Social media has become the soapbox of the 21st century, a swift and efficient vehicle for the world to deliver complaints 24 hours a day. When those grievances involve a specific company, they’d better be ready to quickly face the music or they may lose valued customers. In fact, according to Talk to the Manager, 58% of customer complaints voiced through Twitter never receive a response and by 2014, ignoring a complaint logged through social media channels will be as harmful as ignoring an email or phone call.
As PR practitioners, we love that social media allows us to easily and freely communicate with our audiences, but what happens when they communicate back? Here at Schneider Associates, we offer three basic rules – a code of conduct, if you will – for our clients in the social sphere. Using a recent personal incident, let’s walk through these top three rules to turn a complaint into a positive experience.
First, some background: As a recent college graduate, I’m saving money by commuting from home and chose to streamline my day by paying my MBTA commuter rail parking fee through my phone using Parkmobile. In theory, this should be efficient, but one unfortunate week I received THREE ‘nonpayment’ tickets from the MBTA despite having the digital receipts to prove otherwise.
On the evening of my third ticket, as the social media savvy often do, I took to Twitter to air my frustration. With this first “Tweet-plaint,” we will see where good social customer service can make or break your brand.

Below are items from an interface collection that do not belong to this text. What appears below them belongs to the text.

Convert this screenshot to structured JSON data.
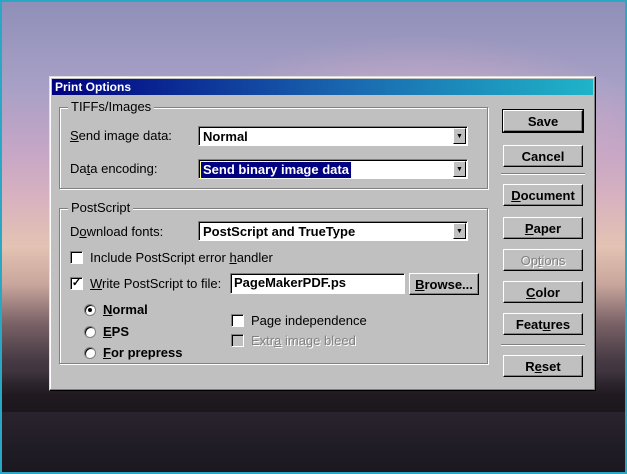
{
  "dialog": {
    "title": "Print Options",
    "tiffs": {
      "group_label": "TIFFs/Images",
      "send_label_u": "S",
      "send_label_rest": "end image data:",
      "send_value": "Normal",
      "enc_label_pre": "Da",
      "enc_label_u": "t",
      "enc_label_post": "a encoding:",
      "enc_value": "Send binary image data"
    },
    "postscript": {
      "group_label": "PostScript",
      "fonts_label_pre": "D",
      "fonts_label_u": "o",
      "fonts_label_post": "wnload fonts:",
      "fonts_value": "PostScript and TrueType",
      "include_pre": "Include PostScript error ",
      "include_u": "h",
      "include_post": "andler",
      "include_checked": false,
      "write_u": "W",
      "write_post": "rite PostScript to file:",
      "write_checked": true,
      "filename": "PageMakerPDF.ps",
      "browse_u": "B",
      "browse_post": "rowse...",
      "radios": [
        {
          "u": "N",
          "rest": "ormal",
          "selected": true
        },
        {
          "u": "E",
          "rest": "PS",
          "selected": false
        },
        {
          "u": "F",
          "rest": "or prepress",
          "selected": false
        }
      ],
      "page_indep_pre": "Pa",
      "page_indep_u": "g",
      "page_indep_post": "e independence",
      "page_indep_checked": false,
      "extra_pre": "Extr",
      "extra_u": "a",
      "extra_post": " image bleed",
      "extra_checked": false,
      "extra_disabled": true
    },
    "buttons": {
      "save": "Save",
      "cancel": "Cancel",
      "document_u": "D",
      "document_rest": "ocument",
      "paper_u": "P",
      "paper_rest": "aper",
      "options_pre": "Op",
      "options_u": "t",
      "options_post": "ions",
      "color_u": "C",
      "color_rest": "olor",
      "features_pre": "Feat",
      "features_u": "u",
      "features_post": "res",
      "reset_pre": "R",
      "reset_u": "e",
      "reset_post": "set"
    },
    "colors": {
      "title_start": "#000080",
      "title_end": "#1fb4c8",
      "face": "#c0c0c0",
      "selection": "#000080"
    }
  }
}
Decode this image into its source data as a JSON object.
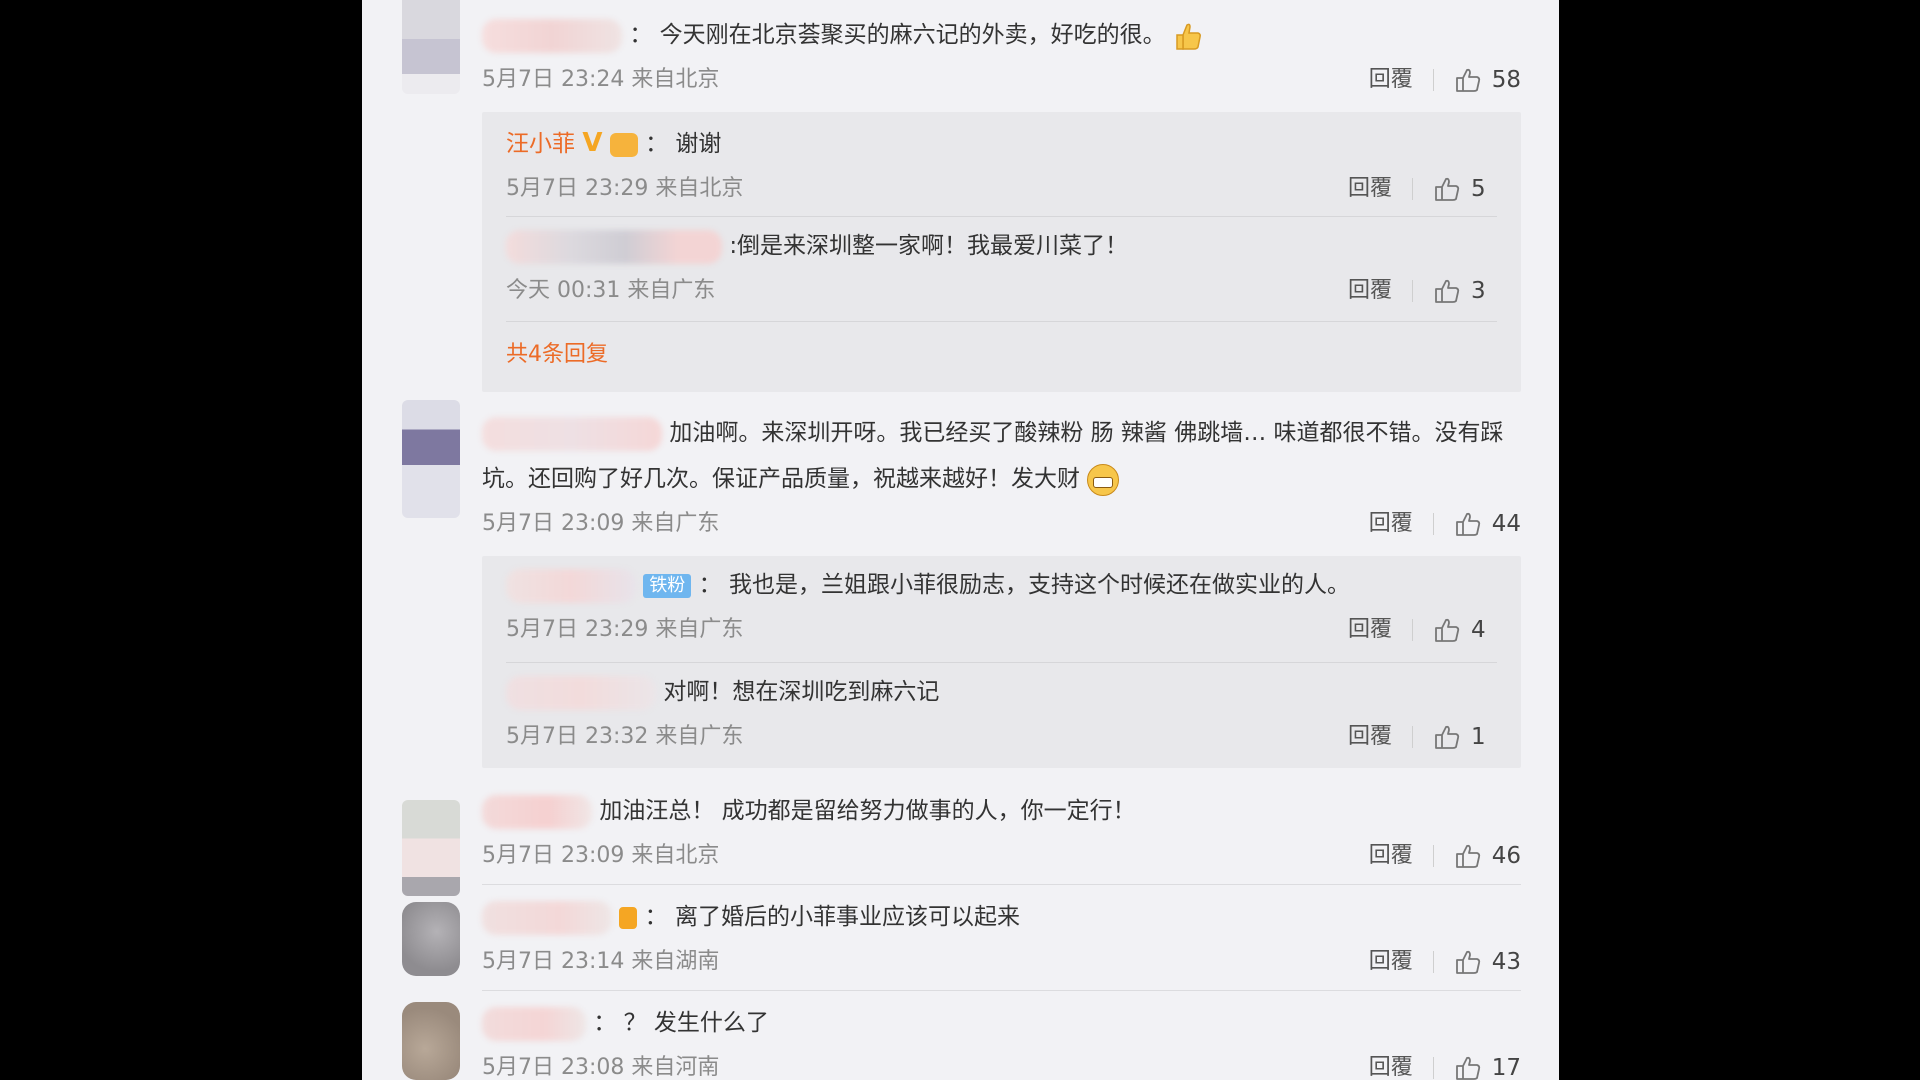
{
  "labels": {
    "reply": "回覆",
    "sep": "："
  },
  "comments": [
    {
      "text": "今天刚在北京荟聚买的麻六记的外卖，好吃的很。",
      "emoji": "thumbs-up-emoji",
      "time": "5月7日 23:24 来自北京",
      "likes": "58",
      "replies": [
        {
          "name": "汪小菲",
          "badge": "V",
          "text": "谢谢",
          "time": "5月7日 23:29 来自北京",
          "likes": "5"
        },
        {
          "text": ":倒是来深圳整一家啊！我最爱川菜了！",
          "time": "今天 00:31 来自广东",
          "likes": "3"
        }
      ],
      "more_replies": "共4条回复"
    },
    {
      "text": "加油啊。来深圳开呀。我已经买了酸辣粉 肠 辣酱 佛跳墙… 味道都很不错。没有踩坑。还回购了好几次。保证产品质量，祝越来越好！发大财",
      "emoji": "grin-emoji",
      "time": "5月7日 23:09 来自广东",
      "likes": "44",
      "replies": [
        {
          "badge": "铁粉",
          "text": "我也是，兰姐跟小菲很励志，支持这个时候还在做实业的人。",
          "time": "5月7日 23:29 来自广东",
          "likes": "4"
        },
        {
          "text": "对啊！想在深圳吃到麻六记",
          "time": "5月7日 23:32 来自广东",
          "likes": "1"
        }
      ]
    },
    {
      "text": "加油汪总！ 成功都是留给努力做事的人，你一定行！",
      "time": "5月7日 23:09 来自北京",
      "likes": "46"
    },
    {
      "text": "离了婚后的小菲事业应该可以起来",
      "time": "5月7日 23:14 来自湖南",
      "likes": "43"
    },
    {
      "text": "？ 发生什么了",
      "time": "5月7日 23:08 来自河南",
      "likes": "17"
    }
  ],
  "colors": {
    "accent": "#ec6b27",
    "panel": "#f2f2f5",
    "reply_bg": "#e8e8eb"
  }
}
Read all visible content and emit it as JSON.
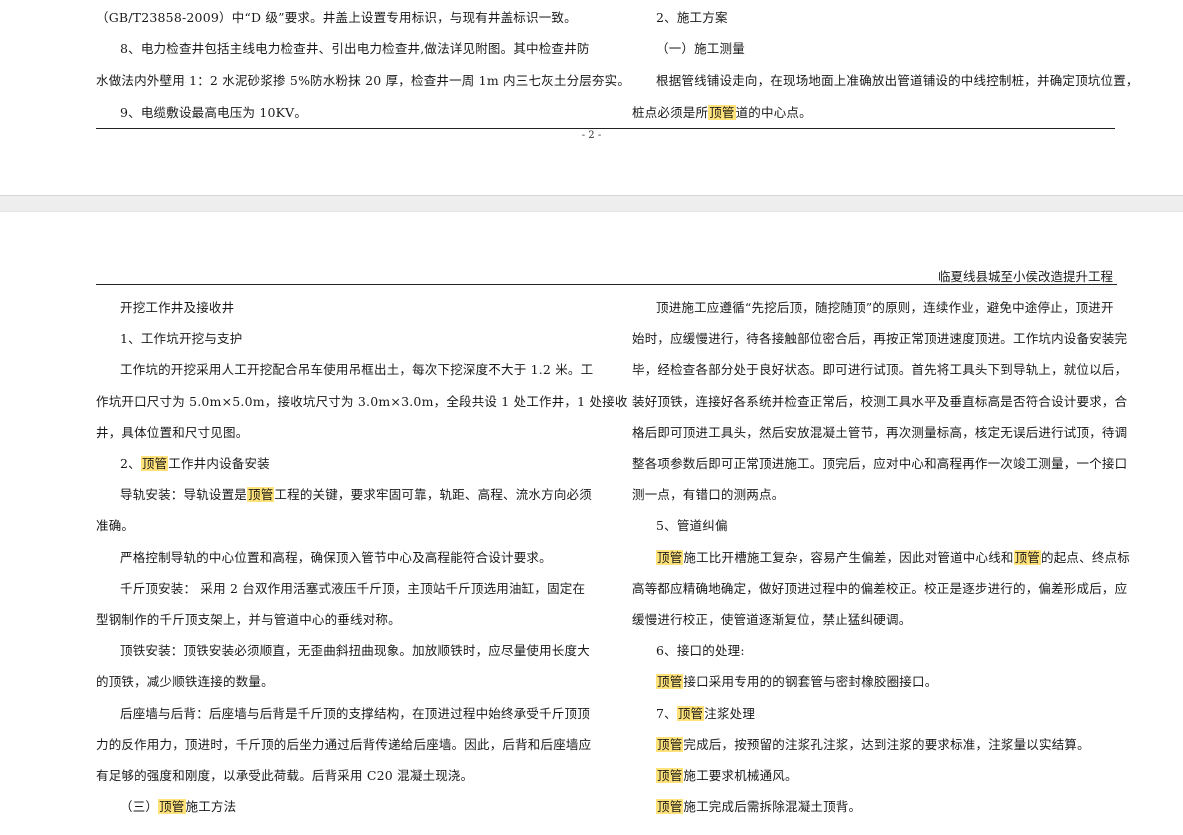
{
  "top_page": {
    "left": [
      "（GB/T23858-2009）中“D 级”要求。井盖上设置专用标识，与现有井盖标识一致。",
      "8、电力检查井包括主线电力检查井、引出电力检查井,做法详见附图。其中检查井防",
      "水做法内外壁用 1：2 水泥砂浆掺 5%防水粉抹 20 厚，检查井一周 1m 内三七灰土分层夯实。",
      "9、电缆敷设最高电压为 10KV。"
    ],
    "right": [
      "2、施工方案",
      "（一）施工测量",
      "根据管线铺设走向，在现场地面上准确放出管道铺设的中线控制桩，并确定顶坑位置，",
      {
        "pre": "桩点必须是所",
        "hl": "顶管",
        "post": "道的中心点。"
      }
    ],
    "page_number": "- 2 -"
  },
  "bottom_page": {
    "header": "临夏线县城至小侯改造提升工程",
    "left": [
      {
        "text": "开挖工作井及接收井",
        "indent": true
      },
      {
        "text": "1、工作坑开挖与支护",
        "indent": true
      },
      {
        "text": "工作坑的开挖采用人工开挖配合吊车使用吊框出土，每次下挖深度不大于 1.2 米。工",
        "indent": true
      },
      {
        "text": "作坑开口尺寸为 5.0m×5.0m，接收坑尺寸为 3.0m×3.0m，全段共设 1 处工作井，1 处接收",
        "indent": false
      },
      {
        "text": "井，具体位置和尺寸见图。",
        "indent": false
      },
      {
        "pre": "2、",
        "hl": "顶管",
        "post": "工作井内设备安装",
        "indent": true
      },
      {
        "pre": "导轨安装：导轨设置是",
        "hl": "顶管",
        "post": "工程的关键，要求牢固可靠，轨距、高程、流水方向必须",
        "indent": true
      },
      {
        "text": "准确。",
        "indent": false
      },
      {
        "text": "严格控制导轨的中心位置和高程，确保顶入管节中心及高程能符合设计要求。",
        "indent": true
      },
      {
        "text": "千斤顶安装： 采用 2 台双作用活塞式液压千斤顶，主顶站千斤顶选用油缸，固定在",
        "indent": true
      },
      {
        "text": "型钢制作的千斤顶支架上，并与管道中心的垂线对称。",
        "indent": false
      },
      {
        "text": "顶铁安装：顶铁安装必须顺直，无歪曲斜扭曲现象。加放顺铁时，应尽量使用长度大",
        "indent": true
      },
      {
        "text": "的顶铁，减少顺铁连接的数量。",
        "indent": false
      },
      {
        "text": "后座墙与后背：后座墙与后背是千斤顶的支撑结构，在顶进过程中始终承受千斤顶顶",
        "indent": true
      },
      {
        "text": "力的反作用力，顶进时，千斤顶的后坐力通过后背传递给后座墙。因此，后背和后座墙应",
        "indent": false
      },
      {
        "text": "有足够的强度和刚度，以承受此荷载。后背采用 C20 混凝土现浇。",
        "indent": false
      },
      {
        "pre": "（三）",
        "hl": "顶管",
        "post": "施工方法",
        "indent": true
      }
    ],
    "right": [
      {
        "text": "顶进施工应遵循“先挖后顶，随挖随顶”的原则，连续作业，避免中途停止，顶进开",
        "indent": true
      },
      {
        "text": "始时，应缓慢进行，待各接触部位密合后，再按正常顶进速度顶进。工作坑内设备安装完",
        "indent": false
      },
      {
        "text": "毕，经检查各部分处于良好状态。即可进行试顶。首先将工具头下到导轨上，就位以后，",
        "indent": false
      },
      {
        "text": "装好顶铁，连接好各系统并检查正常后，校测工具水平及垂直标高是否符合设计要求，合",
        "indent": false
      },
      {
        "text": "格后即可顶进工具头，然后安放混凝土管节，再次测量标高，核定无误后进行试顶，待调",
        "indent": false
      },
      {
        "text": "整各项参数后即可正常顶进施工。顶完后，应对中心和高程再作一次竣工测量，一个接口",
        "indent": false
      },
      {
        "text": "测一点，有错口的测两点。",
        "indent": false
      },
      {
        "text": "5、管道纠偏",
        "indent": true
      },
      {
        "hl": "顶管",
        "mid": "施工比开槽施工复杂，容易产生偏差，因此对管道中心线和",
        "hl2": "顶管",
        "post": "的起点、终点标",
        "indent": true
      },
      {
        "text": "高等都应精确地确定，做好顶进过程中的偏差校正。校正是逐步进行的，偏差形成后，应",
        "indent": false
      },
      {
        "text": "缓慢进行校正，使管道逐渐复位，禁止猛纠硬调。",
        "indent": false
      },
      {
        "text": "6、接口的处理:",
        "indent": true
      },
      {
        "hl": "顶管",
        "post": "接口采用专用的的钢套管与密封橡胶圈接口。",
        "indent": true
      },
      {
        "pre": "7、",
        "hl": "顶管",
        "post": "注浆处理",
        "indent": true
      },
      {
        "hl": "顶管",
        "post": "完成后，按预留的注浆孔注浆，达到注浆的要求标准，注浆量以实结算。",
        "indent": true
      },
      {
        "hl": "顶管",
        "post": "施工要求机械通风。",
        "indent": true
      },
      {
        "hl": "顶管",
        "post": "施工完成后需拆除混凝土顶背。",
        "indent": true
      }
    ]
  },
  "colors": {
    "highlight": "#ffe27a",
    "page_gap": "#eeeeee",
    "text": "#1a1a1a"
  }
}
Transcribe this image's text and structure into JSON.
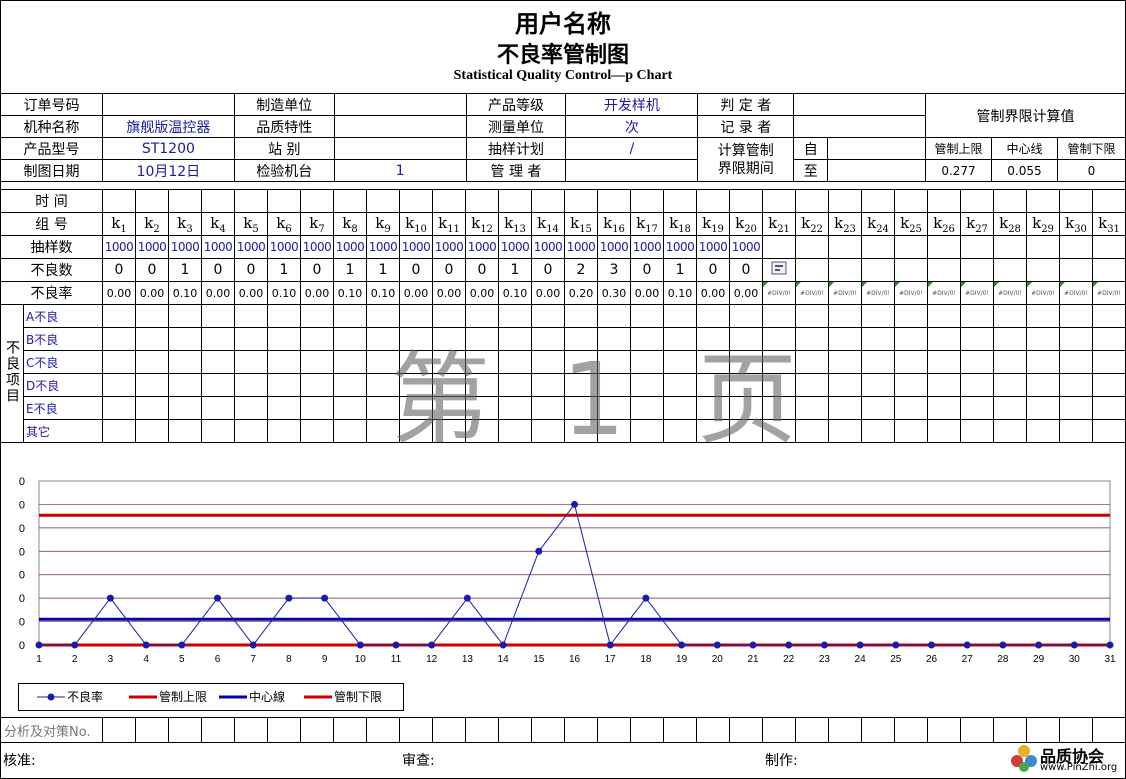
{
  "titles": {
    "main": "用户名称",
    "sub": "不良率管制图",
    "en": "Statistical Quality Control—p Chart"
  },
  "header": {
    "order_no_label": "订单号码",
    "order_no": "",
    "maker_label": "制造单位",
    "maker": "",
    "grade_label": "产品等级",
    "grade": "开发样机",
    "judge_label": "判 定 者",
    "judge": "",
    "model_label": "机种名称",
    "model": "旗舰版温控器",
    "quality_label": "品质特性",
    "quality": "",
    "unit_label": "测量单位",
    "unit": "次",
    "recorder_label": "记 录 者",
    "recorder": "",
    "type_label": "产品型号",
    "type": "ST1200",
    "station_label": "站 别",
    "station": "",
    "sampling_label": "抽样计划",
    "sampling": "/",
    "calc_label": "计算管制",
    "calc_label2": "界限期间",
    "from_label": "自",
    "to_label": "至",
    "date_label": "制图日期",
    "date": "10月12日",
    "machine_label": "检验机台",
    "machine": "1",
    "manager_label": "管 理 者",
    "manager": "",
    "limits_title": "管制界限计算值",
    "ucl_label": "管制上限",
    "cl_label": "中心线",
    "lcl_label": "管制下限",
    "ucl": "0.277",
    "cl": "0.055",
    "lcl": "0"
  },
  "grid": {
    "time_label": "时 间",
    "group_label": "组 号",
    "sample_label": "抽样数",
    "defect_label": "不良数",
    "rate_label": "不良率",
    "defect_items_label": "不良项目",
    "defect_items": [
      "A不良",
      "B不良",
      "C不良",
      "D不良",
      "E不良",
      "其它"
    ],
    "div_error": "#DIV/0!",
    "samples": [
      "1000",
      "1000",
      "1000",
      "1000",
      "1000",
      "1000",
      "1000",
      "1000",
      "1000",
      "1000",
      "1000",
      "1000",
      "1000",
      "1000",
      "1000",
      "1000",
      "1000",
      "1000",
      "1000",
      "1000"
    ],
    "defects": [
      "0",
      "0",
      "1",
      "0",
      "0",
      "1",
      "0",
      "1",
      "1",
      "0",
      "0",
      "0",
      "1",
      "0",
      "2",
      "3",
      "0",
      "1",
      "0",
      "0"
    ],
    "rates": [
      "0.00",
      "0.00",
      "0.10",
      "0.00",
      "0.00",
      "0.10",
      "0.00",
      "0.10",
      "0.10",
      "0.00",
      "0.00",
      "0.00",
      "0.10",
      "0.00",
      "0.20",
      "0.30",
      "0.00",
      "0.10",
      "0.00",
      "0.00"
    ]
  },
  "watermark": "第 1 页",
  "bottom": {
    "analysis_label": "分析及对策No.",
    "approve": "核准:",
    "review": "审查:",
    "make": "制作:"
  },
  "logo": {
    "name": "品质协会",
    "url": "www.PinZhi.org"
  },
  "colors": {
    "rate": "#1a1ab0",
    "ucl": "#cc0000",
    "cl": "#0000b0",
    "lcl": "#cc0000"
  },
  "chart_data": {
    "type": "line",
    "x": [
      1,
      2,
      3,
      4,
      5,
      6,
      7,
      8,
      9,
      10,
      11,
      12,
      13,
      14,
      15,
      16,
      17,
      18,
      19,
      20,
      21,
      22,
      23,
      24,
      25,
      26,
      27,
      28,
      29,
      30,
      31
    ],
    "series": [
      {
        "name": "不良率",
        "values": [
          0,
          0,
          0.1,
          0,
          0,
          0.1,
          0,
          0.1,
          0.1,
          0,
          0,
          0,
          0.1,
          0,
          0.2,
          0.3,
          0,
          0.1,
          0,
          0,
          0,
          0,
          0,
          0,
          0,
          0,
          0,
          0,
          0,
          0,
          0
        ]
      },
      {
        "name": "管制上限",
        "constant": 0.277
      },
      {
        "name": "中心線",
        "constant": 0.055
      },
      {
        "name": "管制下限",
        "constant": 0
      }
    ],
    "y_tick_labels": [
      "0",
      "0",
      "0",
      "0",
      "0",
      "0",
      "0",
      "0"
    ],
    "ylim": [
      0,
      0.35
    ],
    "legend": "bottom-left",
    "grid": true
  }
}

Rule #1: Scan For Potential Issues. Parkmobile had a great start; their community managers were actively looking for customer feedback and criticism, and when I woke up the next morning, I found this waiting for me:
Rule #2: Be Timely and Informative. Parkmobile representative Dee Q had responded to my inquiry overnight and within two hours of her initial tweet, my problem was resolved. I also had a nice email in my inbox with an explanation of exactly what went wrong, how Dee was fixing it, and next steps to appeal my ticket.
Rule #3: Take Proactive Measures. Dee Q could have told me how to appeal and sent me on my way, but she reached out to the MBTA and resolved the issue once and for all – for me and future customers. By doing so, she eliminated future similar complaints and kept more MBTA and Parkmobile customers happy.
Overnight (literally), Dee turned me into a brand advocate with her attentive social customer service skills. Social media is king in this digital age, and using these three rules as a foundation, you can expect to see increased brand loyalty and customer satisfaction.
Oh, and the best part…every ticket was dismissed! As they should be.
Tags: Boston, boston pr, Boston Public Relations, customer service, jamie berman, marketing, mbta, parkmobile, Public Relations, Schneider Associates, Schneider PR, SchneiderPR, social marketing, Social Media, social media marketing, talk to the manager, tweets, twitter